We went a bit “New Orleans” in Parnell last night, looking for somewhere to eat. And stumbled across Hog Heaven Louisiana Smokehouse. Hog Heaven resides in the historic 1885 Kemp’s General Store. Kemps were merchants, tailors, drapers, mercers and milliners back in the day, and said to be the best all round store in Auckland. With tangy Pulled Pork for her, and a plate of smoky ribs for him, it certainly was a tasty dining experience, which lefts the lips feeling a little tingly!
Dining at Hog Heaven
Our motel is just across the road from the Parnell Village shops. This unique shopping centre is set in lovely old vintage homes, all merging together along cobbled pathways and pretty gardens, with businesses ranging from restaurants, coffee bars, jewellers, and other assorted posh shops. The brainchild of Les Harvey, who created the village “to share his love of people, plants, simplicity and the sun”. Parnell is one of New Zealand's most affluent suburbs, and is often billed as Auckland's "oldest suburb" since it dates from the earliest days of the European settlement of Auckland in 1841.
Then we left Parnell behind and decided to fill in part of the day travelling around on the Auckland Explorer Bus. And here it comes. We had to do a bit of haggling to get our senior discount – wonder if we had picked up an Aussie twang after being away the last few weeks. Once we mentioned the magic words Gold Card, the driver was happy to discount our fare, and we took off on the Red Circle Tour.
Double Decker Explorer Bus
Driving into the city, we got good views of the Sky Tower. The Sky Tower stands 328 meters tall and has been a feature of the sky line for almost 20 years. The brave and foolhardy do all sorts of adrenaline activities, while others go for dining, breath taking views and to play the pokies.
Auckland’s iconic Sky Tower
We drove past the lovely old Civic Theatre, recently refurbished, we were told. And famous for featuring in the King Kong movie. Can you remember the scene when King Kong snapped his chains while on stage? This is where he did it – and no, we never knew that!
Our tour took us past Prices Wharf, and the Viaduct Basin – the basin was developed in the year 2000 when the America's Cup was hosted by the Royal New Zealand Yacht Squadron. Up Bastion Point we drove, the site of longstanding occupation by Maori protestors (507 days) in the late 70s. The occupation became a major landmark in the history of Māori protest. In the 1980s New Zealand Government returned the land to Ngāti Whātua, with compensation, as part of a Treaty of Waitangi settlement process.
With school holidays in full swing, the car park of Kelly Tartlon’s was full to overflowing.
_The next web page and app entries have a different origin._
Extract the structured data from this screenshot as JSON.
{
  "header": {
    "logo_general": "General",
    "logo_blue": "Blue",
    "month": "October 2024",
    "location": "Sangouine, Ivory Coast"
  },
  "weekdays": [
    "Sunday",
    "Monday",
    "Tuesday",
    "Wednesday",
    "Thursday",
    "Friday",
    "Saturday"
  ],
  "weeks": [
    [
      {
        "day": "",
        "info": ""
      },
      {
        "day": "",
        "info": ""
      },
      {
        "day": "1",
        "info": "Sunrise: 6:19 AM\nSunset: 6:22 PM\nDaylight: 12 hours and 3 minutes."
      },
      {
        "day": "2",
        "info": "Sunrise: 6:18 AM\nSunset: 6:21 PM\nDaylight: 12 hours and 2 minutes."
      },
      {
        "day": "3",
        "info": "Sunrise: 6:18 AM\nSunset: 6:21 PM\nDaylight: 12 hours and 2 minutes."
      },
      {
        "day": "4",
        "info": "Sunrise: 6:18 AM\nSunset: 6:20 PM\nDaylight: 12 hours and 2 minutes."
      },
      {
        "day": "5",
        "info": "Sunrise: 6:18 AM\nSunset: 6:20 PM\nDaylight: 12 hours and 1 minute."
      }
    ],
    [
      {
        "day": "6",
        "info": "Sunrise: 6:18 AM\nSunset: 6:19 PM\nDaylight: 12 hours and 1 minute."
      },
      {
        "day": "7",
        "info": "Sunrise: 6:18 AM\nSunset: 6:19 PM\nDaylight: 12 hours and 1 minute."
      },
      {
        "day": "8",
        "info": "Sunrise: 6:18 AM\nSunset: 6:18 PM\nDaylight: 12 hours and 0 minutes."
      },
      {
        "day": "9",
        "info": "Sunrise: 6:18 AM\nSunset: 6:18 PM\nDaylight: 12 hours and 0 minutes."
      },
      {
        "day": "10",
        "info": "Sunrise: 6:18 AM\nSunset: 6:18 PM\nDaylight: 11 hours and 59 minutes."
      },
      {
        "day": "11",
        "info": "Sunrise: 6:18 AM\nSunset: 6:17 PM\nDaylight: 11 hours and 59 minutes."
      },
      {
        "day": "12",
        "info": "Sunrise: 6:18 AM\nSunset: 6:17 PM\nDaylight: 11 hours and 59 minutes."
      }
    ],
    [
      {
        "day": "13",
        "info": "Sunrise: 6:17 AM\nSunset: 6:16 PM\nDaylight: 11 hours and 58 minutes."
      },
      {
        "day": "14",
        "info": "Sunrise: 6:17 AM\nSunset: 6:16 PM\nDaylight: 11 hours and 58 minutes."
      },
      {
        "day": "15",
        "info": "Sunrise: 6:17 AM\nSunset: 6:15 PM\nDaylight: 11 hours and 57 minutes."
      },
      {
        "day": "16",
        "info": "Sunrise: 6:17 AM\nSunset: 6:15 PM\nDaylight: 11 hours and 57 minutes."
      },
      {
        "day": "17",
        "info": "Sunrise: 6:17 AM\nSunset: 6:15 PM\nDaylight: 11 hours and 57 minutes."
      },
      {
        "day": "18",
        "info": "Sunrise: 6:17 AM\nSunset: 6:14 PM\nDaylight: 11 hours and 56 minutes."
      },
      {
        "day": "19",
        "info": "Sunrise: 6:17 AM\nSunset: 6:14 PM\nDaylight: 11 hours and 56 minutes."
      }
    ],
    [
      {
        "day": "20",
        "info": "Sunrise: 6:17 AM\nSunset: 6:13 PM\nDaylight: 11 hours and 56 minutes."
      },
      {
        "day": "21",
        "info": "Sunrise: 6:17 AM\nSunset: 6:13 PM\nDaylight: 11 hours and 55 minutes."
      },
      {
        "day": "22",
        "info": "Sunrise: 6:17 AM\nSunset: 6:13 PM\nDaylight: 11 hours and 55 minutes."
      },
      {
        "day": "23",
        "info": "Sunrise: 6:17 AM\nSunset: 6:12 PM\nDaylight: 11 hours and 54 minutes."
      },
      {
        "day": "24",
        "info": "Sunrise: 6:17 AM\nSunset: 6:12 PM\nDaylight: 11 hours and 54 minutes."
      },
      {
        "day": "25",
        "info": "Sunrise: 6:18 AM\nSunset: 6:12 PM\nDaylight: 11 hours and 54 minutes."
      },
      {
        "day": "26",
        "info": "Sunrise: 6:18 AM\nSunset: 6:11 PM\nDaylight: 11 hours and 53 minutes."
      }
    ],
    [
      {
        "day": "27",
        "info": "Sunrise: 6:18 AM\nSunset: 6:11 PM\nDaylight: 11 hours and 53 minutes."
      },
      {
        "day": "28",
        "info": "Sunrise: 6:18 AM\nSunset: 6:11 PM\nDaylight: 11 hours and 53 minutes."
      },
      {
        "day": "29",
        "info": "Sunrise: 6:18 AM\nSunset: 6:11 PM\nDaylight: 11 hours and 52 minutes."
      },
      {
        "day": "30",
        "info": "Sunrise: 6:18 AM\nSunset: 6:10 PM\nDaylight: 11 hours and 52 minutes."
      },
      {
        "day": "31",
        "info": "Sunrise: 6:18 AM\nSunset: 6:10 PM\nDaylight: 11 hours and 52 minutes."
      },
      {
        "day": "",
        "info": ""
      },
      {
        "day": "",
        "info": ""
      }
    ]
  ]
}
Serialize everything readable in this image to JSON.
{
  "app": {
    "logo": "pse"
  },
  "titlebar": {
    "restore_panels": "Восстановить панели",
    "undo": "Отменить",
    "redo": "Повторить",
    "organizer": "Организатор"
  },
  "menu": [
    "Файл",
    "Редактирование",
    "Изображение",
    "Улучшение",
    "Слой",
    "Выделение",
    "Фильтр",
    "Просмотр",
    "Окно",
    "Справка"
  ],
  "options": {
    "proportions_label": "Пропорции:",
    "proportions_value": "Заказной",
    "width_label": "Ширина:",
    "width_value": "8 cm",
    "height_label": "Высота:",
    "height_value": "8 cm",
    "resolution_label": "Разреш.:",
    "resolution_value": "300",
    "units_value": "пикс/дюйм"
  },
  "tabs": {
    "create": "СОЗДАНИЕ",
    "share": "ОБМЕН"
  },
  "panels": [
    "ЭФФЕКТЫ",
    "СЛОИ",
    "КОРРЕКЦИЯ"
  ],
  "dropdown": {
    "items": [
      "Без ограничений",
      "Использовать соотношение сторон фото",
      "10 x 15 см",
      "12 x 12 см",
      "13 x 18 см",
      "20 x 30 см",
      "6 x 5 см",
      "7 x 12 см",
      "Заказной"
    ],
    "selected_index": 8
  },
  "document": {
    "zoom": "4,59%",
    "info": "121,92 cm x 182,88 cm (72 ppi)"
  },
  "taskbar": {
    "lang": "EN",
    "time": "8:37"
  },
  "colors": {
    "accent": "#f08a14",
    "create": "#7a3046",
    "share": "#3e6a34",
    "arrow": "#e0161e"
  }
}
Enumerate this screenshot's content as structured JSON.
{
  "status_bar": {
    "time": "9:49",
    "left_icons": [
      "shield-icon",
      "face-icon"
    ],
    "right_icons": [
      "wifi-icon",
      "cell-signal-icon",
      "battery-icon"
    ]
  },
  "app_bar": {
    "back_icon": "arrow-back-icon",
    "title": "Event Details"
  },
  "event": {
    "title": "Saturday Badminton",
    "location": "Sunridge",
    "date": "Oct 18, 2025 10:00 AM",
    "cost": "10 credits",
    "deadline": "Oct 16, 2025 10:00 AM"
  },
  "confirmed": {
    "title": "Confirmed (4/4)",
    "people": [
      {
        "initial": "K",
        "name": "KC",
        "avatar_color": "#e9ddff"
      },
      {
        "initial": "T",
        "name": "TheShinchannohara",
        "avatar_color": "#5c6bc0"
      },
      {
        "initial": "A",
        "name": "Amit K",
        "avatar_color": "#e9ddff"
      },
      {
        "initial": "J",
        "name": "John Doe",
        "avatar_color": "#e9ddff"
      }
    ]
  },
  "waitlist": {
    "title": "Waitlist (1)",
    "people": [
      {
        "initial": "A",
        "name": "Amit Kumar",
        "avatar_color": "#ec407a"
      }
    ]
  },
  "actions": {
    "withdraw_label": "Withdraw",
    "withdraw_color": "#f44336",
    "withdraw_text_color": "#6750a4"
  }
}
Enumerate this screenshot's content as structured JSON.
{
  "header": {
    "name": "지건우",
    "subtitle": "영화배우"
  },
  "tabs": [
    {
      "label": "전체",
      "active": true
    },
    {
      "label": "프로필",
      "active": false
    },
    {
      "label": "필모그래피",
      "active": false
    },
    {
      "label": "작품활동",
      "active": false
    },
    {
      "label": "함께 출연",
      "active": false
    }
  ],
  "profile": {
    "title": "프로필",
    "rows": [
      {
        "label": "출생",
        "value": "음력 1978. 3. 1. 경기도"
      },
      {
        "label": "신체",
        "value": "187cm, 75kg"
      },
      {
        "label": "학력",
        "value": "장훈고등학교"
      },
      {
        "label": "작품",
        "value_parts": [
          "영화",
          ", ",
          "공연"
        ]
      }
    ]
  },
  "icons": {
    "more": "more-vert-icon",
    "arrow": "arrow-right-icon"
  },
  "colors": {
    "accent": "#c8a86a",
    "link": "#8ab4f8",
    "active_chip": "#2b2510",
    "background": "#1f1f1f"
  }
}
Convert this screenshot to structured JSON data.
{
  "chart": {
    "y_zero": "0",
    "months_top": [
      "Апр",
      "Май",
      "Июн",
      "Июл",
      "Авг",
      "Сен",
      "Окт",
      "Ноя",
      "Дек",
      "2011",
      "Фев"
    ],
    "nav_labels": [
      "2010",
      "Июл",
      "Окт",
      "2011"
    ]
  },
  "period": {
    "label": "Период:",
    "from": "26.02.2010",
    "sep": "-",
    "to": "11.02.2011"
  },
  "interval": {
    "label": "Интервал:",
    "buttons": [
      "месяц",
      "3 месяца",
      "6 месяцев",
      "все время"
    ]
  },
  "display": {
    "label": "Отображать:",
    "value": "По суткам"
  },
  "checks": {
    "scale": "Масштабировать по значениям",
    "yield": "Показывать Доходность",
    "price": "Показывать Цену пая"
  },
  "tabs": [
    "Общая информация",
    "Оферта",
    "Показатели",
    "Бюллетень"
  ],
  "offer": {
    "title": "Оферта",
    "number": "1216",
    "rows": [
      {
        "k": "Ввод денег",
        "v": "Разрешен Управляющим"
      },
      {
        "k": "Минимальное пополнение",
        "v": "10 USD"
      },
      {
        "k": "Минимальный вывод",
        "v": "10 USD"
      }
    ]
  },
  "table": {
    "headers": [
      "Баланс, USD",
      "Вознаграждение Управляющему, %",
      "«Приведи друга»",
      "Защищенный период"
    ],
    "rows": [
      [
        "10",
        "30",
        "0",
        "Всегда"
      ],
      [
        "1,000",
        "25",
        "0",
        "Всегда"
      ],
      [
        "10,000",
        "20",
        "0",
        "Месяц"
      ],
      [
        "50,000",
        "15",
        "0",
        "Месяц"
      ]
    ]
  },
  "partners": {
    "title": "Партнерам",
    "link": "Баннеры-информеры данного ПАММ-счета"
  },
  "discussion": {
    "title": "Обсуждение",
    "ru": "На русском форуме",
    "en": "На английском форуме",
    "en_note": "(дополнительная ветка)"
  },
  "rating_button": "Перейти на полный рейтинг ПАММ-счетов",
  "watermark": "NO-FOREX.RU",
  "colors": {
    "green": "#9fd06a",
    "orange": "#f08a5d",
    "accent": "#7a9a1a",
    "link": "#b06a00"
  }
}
Kelly Tarlton's Sea Life Aquarium is a public aquarium in Auckland, and was opened in 1985 , the brainchild of New Zealand marine archaeologist and diver Kelly Tarlton. It doesn’t look much from the top – all the action is underneath. Built in disused sewage storage tanks, the aquarium used a new form of acrylic shaping, which allowed curved tunnels. The project was also one of the first to use conveyor belts to slowly move people through the viewing areas.
Entrance to Kelly Tarlton’s Aquarium
We swapped buses at the Auckland Museum, and continued on our way, on the Blue Circle Tour. No double decker bus this time. And look what we saw driving back into the city – a big boxer dog enjoying his drive with his head and leg hanging out!
Bus number 2, and a dog out on the motorway
Robin got a sporty fix as we drove past Eden Park, and the statue of All Black Michael Jones out front. Eden Park was used in the inaugural 1987 Rugby World Cup and the 2011 Rugby World Cup, the first ground to host two Rugby World Cup finals.
Past Auckland Zoo, and Motat, both popular places to visit
Then it was a matter of driving under the notorious Spaghetti Junction, so called because all the intertwined road traffic interchanges resemble a plate of spaghetti. We arrived back at the Museum, changed buses once more, and travelled back down to Parnell. It had been a fun couple of hours, and we had driven past places new to us, all in all two interesting tours.
On the Buses